TASK OBJECTIVE — Search through the entries for the word "text" and copy every line that has it.

Source records —
· · ·

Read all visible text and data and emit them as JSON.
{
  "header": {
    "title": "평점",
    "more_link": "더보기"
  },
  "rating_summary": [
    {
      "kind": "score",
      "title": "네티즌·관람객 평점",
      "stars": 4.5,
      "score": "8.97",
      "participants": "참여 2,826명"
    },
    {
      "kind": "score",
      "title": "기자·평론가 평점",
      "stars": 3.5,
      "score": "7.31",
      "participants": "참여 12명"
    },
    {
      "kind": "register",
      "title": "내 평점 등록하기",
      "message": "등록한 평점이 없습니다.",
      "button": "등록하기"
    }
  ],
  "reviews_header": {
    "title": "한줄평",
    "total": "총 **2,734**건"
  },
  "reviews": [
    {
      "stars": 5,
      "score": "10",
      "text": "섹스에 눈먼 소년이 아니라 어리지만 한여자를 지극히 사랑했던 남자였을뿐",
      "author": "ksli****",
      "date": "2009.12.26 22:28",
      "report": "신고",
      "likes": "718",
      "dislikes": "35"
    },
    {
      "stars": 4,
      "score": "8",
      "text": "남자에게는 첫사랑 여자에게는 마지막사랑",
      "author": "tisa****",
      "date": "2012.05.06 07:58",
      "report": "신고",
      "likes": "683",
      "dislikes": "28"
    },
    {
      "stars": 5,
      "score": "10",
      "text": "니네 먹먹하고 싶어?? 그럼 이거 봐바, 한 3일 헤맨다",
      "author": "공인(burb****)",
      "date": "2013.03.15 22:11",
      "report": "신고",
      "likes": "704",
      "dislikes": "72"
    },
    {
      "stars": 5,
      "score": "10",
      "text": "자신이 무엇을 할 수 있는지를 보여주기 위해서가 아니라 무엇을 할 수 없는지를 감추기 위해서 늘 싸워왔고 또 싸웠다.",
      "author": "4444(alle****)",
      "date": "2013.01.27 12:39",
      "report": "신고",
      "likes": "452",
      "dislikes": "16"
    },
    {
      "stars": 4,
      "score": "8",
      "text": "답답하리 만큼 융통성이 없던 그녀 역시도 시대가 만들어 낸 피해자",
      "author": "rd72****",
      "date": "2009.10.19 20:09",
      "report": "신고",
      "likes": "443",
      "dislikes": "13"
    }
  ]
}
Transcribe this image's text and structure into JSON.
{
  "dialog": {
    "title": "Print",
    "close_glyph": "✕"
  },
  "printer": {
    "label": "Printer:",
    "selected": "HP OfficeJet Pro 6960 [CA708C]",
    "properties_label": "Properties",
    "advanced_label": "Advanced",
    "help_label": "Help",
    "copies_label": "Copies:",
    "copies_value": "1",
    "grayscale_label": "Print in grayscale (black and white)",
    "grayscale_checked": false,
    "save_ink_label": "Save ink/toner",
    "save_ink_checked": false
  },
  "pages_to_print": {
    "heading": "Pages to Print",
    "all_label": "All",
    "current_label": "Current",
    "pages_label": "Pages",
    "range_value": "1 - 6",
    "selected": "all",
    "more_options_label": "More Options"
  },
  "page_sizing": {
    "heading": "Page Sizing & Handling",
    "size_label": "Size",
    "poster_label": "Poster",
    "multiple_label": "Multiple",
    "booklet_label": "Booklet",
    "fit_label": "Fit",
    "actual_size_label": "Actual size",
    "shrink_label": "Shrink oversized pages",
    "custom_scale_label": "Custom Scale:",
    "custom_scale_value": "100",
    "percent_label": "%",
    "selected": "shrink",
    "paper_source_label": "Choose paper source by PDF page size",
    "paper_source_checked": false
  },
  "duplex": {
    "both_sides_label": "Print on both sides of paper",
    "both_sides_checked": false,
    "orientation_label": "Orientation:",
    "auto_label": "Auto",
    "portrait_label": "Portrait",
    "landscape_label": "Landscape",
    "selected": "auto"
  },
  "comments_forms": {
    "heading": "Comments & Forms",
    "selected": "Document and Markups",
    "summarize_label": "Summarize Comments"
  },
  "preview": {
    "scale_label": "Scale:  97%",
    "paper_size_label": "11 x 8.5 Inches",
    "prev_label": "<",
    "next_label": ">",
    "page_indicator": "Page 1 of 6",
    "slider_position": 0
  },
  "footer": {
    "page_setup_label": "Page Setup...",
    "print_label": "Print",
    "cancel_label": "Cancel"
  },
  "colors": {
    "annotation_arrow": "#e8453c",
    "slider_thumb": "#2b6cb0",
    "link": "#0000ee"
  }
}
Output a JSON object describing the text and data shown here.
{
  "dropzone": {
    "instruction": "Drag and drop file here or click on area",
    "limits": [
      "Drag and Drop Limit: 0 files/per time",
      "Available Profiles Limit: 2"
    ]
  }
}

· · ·

REPLY —
Read all visible text and data and emit them as JSON.
      "text": "섹스에 눈먼 소년이 아니라 어리지만 한여자를 지극히 사랑했던 남자였을뿐",
      "text": "남자에게는 첫사랑 여자에게는 마지막사랑",
      "text": "니네 먹먹하고 싶어?? 그럼 이거 봐바, 한 3일 헤맨다",
      "text": "자신이 무엇을 할 수 있는지를 보여주기 위해서가 아니라 무엇을 할 수 없는지를 감추기 위해서 늘 싸워왔고 또 싸웠다.",
      "text": "답답하리 만큼 융통성이 없던 그녀 역시도 시대가 만들어 낸 피해자",
Transcribe this image's text and structure into JSON.
Output a JSON object describing the text and data shown here.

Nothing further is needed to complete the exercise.